- _EXERCISE OBJECTIVE_
Which of the lines below include "JSON"? Each one should be copied out.

- _GIVEN DATA_
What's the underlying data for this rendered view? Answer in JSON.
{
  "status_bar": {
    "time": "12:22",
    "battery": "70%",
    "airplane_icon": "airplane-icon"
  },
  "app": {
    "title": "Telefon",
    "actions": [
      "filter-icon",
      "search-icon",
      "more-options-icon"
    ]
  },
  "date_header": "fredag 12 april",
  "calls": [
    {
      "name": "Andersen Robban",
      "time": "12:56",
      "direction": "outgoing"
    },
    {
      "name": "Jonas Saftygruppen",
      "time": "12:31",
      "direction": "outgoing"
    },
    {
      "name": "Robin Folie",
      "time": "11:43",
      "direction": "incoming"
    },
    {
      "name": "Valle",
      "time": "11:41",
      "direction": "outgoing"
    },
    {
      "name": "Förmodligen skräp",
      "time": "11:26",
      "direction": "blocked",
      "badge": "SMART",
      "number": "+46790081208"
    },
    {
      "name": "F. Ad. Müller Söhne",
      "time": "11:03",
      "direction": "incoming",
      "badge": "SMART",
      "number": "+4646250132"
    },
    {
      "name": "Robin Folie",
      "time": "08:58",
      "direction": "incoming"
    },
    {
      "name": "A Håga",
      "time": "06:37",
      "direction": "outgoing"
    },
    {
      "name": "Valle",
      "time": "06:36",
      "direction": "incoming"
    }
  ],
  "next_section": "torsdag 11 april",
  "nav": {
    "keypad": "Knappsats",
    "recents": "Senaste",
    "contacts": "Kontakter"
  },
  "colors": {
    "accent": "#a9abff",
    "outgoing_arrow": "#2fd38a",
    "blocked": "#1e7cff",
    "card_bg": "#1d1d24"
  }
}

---

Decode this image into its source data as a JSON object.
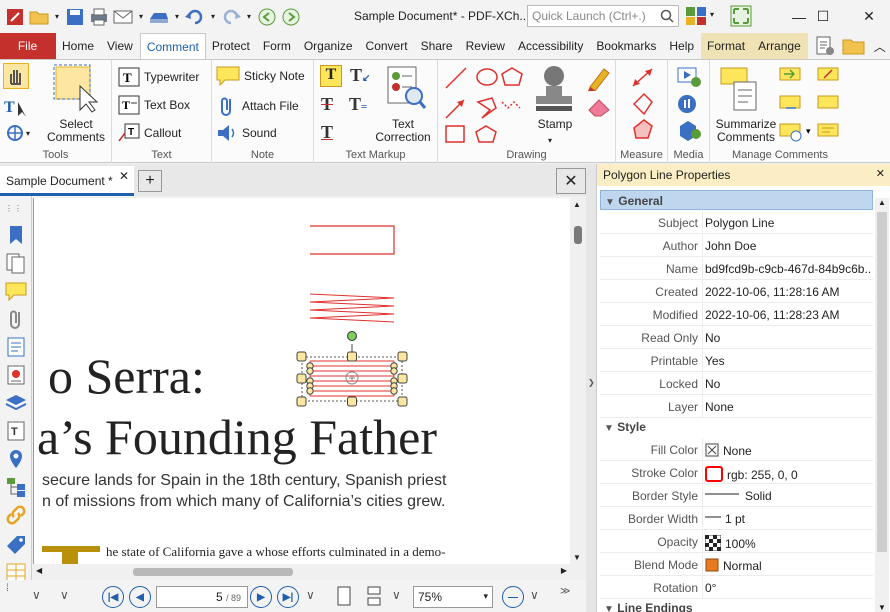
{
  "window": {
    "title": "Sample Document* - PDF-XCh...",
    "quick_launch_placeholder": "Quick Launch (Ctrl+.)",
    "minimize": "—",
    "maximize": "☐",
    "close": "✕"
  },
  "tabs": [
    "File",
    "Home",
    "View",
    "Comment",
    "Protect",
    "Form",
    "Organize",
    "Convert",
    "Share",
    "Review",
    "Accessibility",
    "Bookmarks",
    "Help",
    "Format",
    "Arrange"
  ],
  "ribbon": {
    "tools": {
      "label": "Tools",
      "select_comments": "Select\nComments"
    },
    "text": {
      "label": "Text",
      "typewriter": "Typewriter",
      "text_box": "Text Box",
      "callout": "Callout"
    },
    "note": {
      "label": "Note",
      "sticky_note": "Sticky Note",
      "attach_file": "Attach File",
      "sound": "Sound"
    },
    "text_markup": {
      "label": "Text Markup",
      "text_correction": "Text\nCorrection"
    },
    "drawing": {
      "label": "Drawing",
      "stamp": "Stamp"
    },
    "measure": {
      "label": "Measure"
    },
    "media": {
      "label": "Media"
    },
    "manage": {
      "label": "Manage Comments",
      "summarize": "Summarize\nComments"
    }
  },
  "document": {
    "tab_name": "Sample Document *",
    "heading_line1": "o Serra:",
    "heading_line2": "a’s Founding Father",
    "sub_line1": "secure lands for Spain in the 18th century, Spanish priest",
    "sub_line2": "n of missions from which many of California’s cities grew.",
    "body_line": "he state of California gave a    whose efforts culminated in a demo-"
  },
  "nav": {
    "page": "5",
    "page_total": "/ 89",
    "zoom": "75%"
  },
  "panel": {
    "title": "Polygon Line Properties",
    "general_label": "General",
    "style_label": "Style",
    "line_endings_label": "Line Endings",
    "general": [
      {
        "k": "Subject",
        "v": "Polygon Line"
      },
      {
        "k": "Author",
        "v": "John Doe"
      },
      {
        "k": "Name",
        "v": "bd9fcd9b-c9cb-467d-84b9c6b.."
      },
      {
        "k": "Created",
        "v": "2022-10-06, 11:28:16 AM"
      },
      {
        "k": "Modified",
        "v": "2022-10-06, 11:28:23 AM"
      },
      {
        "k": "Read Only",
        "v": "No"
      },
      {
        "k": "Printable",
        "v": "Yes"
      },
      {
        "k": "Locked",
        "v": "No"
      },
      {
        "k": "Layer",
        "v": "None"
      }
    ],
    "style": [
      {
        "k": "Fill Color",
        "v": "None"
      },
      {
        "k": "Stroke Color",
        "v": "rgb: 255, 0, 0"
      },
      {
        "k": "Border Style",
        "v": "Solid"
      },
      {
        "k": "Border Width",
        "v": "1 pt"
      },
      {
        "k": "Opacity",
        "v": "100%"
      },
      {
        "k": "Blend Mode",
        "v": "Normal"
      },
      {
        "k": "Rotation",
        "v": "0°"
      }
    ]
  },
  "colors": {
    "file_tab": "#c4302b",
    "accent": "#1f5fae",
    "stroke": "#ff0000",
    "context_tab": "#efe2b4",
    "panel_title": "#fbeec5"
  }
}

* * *

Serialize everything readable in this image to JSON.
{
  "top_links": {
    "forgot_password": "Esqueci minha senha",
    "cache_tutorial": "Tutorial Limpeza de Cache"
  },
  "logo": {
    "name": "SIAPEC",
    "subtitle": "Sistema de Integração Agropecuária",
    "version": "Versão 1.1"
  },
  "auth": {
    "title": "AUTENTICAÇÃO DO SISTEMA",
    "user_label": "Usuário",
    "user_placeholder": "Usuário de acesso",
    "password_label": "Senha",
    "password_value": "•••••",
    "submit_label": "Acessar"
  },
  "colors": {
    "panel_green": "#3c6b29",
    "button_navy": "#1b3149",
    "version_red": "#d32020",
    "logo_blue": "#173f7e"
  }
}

- _SOLVED EXERCISE_
What's the underlying data for this rendered view? Answer in JSON.
Decode this image into its source data as a JSON object.
Serialize everything readable in this image to JSON.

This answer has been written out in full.